By Lee J. Siegel
A dozen years have elapsed since U psychologist David Strayer published a study that concluded motorists who talk on cellphones suffer “inattention blindness” regardless of whether they use hand-held or hands-free devices.
Yet for many years, many people ignored Strayer’s bottom line message: The problem is mental distraction, not just manual manipulation of a phone or other devices. Laws were passed banning use of handheld cellphones for talking or texting, but allowing hands-free devices. Automakers put increasingly sophisticated (and confusing) voice-command systems in vehicles.
Now, after publishing a third set of studies in as many years with funding by the AAA Foundation for Traffic Safety, the message is beginning to get through: The mere act of talking to your smartphone or in-vehicle infotainment system is moderately to very highly distracting – depending on the device used.
The new studies by Strayer, psychologist Joel Cooper and their colleagues generated worldwide publicity that focused on their newest finding: Drivers remain distracted for up to 27 seconds after disconnecting from the phone or in-car information system. That was a surprise for lots of folks who avoid texting or talking while driving, but thought it was OK to do so at stoplights. Indeed, the new study meant that while driving at 25 mph, a motorist travels the length of up to three football fields before regaining full attention.

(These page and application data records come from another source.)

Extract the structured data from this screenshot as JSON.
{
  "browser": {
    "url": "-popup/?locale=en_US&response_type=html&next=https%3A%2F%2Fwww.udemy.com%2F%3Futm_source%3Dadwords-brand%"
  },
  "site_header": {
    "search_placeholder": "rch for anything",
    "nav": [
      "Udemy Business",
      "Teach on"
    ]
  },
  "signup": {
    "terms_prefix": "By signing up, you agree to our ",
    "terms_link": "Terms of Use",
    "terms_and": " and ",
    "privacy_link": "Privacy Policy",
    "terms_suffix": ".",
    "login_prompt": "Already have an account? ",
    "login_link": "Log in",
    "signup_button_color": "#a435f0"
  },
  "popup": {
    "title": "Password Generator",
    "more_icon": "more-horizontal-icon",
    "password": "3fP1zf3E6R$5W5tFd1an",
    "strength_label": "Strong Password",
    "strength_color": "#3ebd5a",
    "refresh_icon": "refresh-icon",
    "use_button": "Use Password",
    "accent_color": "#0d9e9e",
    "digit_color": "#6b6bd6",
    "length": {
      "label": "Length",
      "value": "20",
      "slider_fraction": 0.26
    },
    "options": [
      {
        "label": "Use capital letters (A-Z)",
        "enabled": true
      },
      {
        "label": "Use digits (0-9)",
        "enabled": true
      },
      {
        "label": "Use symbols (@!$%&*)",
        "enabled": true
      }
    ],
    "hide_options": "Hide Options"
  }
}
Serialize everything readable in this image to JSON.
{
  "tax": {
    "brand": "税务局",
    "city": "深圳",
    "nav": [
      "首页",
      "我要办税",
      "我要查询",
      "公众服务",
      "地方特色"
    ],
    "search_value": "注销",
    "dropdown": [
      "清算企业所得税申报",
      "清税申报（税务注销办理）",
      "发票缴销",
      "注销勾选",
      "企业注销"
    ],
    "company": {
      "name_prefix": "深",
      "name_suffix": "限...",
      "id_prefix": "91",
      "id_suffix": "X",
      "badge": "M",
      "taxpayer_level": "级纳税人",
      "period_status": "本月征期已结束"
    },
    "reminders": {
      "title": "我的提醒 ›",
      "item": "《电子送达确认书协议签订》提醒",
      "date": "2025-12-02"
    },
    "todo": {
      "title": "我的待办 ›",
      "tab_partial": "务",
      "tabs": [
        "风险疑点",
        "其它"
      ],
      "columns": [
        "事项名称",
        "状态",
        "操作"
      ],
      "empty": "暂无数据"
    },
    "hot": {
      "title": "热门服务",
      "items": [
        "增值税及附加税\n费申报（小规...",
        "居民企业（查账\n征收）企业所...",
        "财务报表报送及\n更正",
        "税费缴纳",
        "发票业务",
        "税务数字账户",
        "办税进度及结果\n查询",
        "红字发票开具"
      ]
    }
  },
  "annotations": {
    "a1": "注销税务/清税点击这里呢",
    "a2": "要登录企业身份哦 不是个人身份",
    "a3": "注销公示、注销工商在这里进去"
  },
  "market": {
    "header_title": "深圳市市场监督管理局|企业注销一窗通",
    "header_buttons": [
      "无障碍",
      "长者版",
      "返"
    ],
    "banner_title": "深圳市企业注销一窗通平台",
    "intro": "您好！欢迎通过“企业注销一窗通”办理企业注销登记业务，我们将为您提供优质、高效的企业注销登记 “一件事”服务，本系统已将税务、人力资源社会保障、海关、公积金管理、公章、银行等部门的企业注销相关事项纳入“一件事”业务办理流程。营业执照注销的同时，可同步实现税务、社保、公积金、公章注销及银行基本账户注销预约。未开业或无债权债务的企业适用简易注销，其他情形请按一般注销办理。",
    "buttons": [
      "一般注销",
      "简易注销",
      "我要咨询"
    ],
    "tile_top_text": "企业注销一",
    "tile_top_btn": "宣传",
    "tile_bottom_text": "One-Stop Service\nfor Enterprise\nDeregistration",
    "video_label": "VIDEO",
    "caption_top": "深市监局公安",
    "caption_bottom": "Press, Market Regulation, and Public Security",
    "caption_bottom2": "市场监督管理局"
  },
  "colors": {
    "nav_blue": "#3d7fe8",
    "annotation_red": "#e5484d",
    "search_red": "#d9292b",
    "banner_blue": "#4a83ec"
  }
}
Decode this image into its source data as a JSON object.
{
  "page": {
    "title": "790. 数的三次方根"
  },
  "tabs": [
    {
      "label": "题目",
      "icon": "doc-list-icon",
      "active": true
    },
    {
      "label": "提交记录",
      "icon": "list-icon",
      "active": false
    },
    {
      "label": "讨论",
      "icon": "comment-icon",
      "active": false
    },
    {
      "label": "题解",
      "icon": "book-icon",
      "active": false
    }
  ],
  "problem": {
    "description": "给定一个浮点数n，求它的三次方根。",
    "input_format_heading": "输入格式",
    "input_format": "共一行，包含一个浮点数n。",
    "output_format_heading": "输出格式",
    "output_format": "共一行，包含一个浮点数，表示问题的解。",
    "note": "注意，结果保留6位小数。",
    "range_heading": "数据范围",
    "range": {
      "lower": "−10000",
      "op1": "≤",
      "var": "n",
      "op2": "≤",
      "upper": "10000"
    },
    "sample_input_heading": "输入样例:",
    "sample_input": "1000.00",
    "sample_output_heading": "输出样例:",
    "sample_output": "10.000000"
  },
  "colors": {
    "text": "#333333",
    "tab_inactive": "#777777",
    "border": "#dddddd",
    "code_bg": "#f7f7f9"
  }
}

The two new studies also rated three smartphone personal assistants and 10 in-vehicle information systems on a distraction scale, finding most of them highly distracting. Some automakers already have contacted the U researchers about the results.
Click here for details of Strayer’s latest studies, and for links to the full studies.
Lee Siegel is a senior science writer at University Marketing and Communications. If you have an interesting story idea, email him at email@example.com.